In the Southern District of Georgia, three South Georgia medical professionals were indicted for illegal distribution of opioids and conspiracy to commit health care fraud. The indictment alleges that the charged physician, nurse practitioner, and physician assistant operated a nominal pain clinic that distributed opioids with no legitimate medical purpose. These charges are being prosecuted by Assistant U.S. Attorneys Matthew A. Josephson and Bradford C. Patrick.
Prior to the charges announced as part of today’s nationwide enforcement action and since its inception in March 2007, the Health Care Fraud Strike Force, which maintains 15 strike forces operating in 24 districts, has charged more than 4,600 defendants who have collectively billed the Medicare program for approximately $23 billion. In addition to the criminal actions announced today, CMS, working in conjunction with HHS-OIG, announced 28 administrative actions to decrease the presence of fraudulent providers.
The National Rapid Response Strike Force also announced prosecutions across the country today regarding $128 million in COVID-19 fraud, cases and nearly $1 billion in fraud cases involving sober homes.
A complaint, information or indictment is merely an allegation, and all defendants are presumed innocent until proven guilty beyond a reasonable doubt in a court of law.

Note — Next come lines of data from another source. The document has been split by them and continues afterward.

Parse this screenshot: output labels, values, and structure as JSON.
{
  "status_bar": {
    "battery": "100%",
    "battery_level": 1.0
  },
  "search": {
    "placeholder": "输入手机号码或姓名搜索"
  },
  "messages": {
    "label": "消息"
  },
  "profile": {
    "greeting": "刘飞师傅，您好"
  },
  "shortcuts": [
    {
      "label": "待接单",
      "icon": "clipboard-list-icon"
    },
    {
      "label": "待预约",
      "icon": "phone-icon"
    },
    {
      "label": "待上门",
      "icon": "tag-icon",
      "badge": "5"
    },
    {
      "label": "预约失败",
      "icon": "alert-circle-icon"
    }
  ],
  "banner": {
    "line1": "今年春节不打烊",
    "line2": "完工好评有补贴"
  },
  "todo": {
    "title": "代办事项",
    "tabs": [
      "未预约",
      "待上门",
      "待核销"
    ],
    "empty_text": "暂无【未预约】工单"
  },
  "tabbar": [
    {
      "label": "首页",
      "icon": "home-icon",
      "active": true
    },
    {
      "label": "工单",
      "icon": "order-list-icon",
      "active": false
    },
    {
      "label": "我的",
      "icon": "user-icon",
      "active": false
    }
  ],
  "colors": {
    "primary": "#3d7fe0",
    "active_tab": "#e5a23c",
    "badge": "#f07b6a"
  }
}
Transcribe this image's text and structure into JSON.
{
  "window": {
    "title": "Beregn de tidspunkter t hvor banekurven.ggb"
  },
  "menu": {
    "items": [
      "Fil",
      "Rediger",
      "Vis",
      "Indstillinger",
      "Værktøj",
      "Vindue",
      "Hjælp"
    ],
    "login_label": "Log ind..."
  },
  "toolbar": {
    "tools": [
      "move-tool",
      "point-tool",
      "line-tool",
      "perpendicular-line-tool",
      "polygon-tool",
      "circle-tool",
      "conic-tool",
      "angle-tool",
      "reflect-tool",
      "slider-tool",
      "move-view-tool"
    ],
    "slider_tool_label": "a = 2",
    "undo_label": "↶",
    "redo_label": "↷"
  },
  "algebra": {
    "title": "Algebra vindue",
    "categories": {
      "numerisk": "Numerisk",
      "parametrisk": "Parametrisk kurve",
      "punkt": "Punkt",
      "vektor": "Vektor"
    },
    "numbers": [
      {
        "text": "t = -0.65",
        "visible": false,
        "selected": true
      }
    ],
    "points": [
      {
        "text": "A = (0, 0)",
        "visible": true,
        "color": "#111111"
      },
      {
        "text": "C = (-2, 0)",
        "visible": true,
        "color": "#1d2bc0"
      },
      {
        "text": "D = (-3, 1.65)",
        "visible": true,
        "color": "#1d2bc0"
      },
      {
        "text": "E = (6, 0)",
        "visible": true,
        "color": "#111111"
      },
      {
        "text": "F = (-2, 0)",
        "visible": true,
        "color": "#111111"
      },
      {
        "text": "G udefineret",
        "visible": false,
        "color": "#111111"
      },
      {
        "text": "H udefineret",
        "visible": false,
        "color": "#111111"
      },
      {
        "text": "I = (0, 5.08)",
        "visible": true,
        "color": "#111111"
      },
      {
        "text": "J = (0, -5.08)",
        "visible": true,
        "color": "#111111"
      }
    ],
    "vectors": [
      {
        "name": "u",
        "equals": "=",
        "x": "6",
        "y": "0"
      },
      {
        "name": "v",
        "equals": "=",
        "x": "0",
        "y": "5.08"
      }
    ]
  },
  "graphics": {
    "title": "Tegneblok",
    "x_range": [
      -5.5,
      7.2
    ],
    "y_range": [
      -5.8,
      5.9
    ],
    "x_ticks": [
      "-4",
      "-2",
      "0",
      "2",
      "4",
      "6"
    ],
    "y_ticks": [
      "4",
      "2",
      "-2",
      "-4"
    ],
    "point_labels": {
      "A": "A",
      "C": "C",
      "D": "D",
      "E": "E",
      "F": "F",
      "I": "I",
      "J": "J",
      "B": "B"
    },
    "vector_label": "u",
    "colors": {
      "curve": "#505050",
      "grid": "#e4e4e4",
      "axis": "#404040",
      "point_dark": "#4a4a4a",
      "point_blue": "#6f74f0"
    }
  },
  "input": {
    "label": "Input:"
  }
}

The DEA encourages parents, along with their children, to educate themselves about the dangers of legal and illegal drugs by visiting DEA’s interactive websites at www.JustThinkTwice.com, www.GetSmartAboutDrugs.com, www.CampusDrugPrevention.gov, and www.dea.gov . Also follow DEA Atlanta via Twitter at @DEAATLANTADiv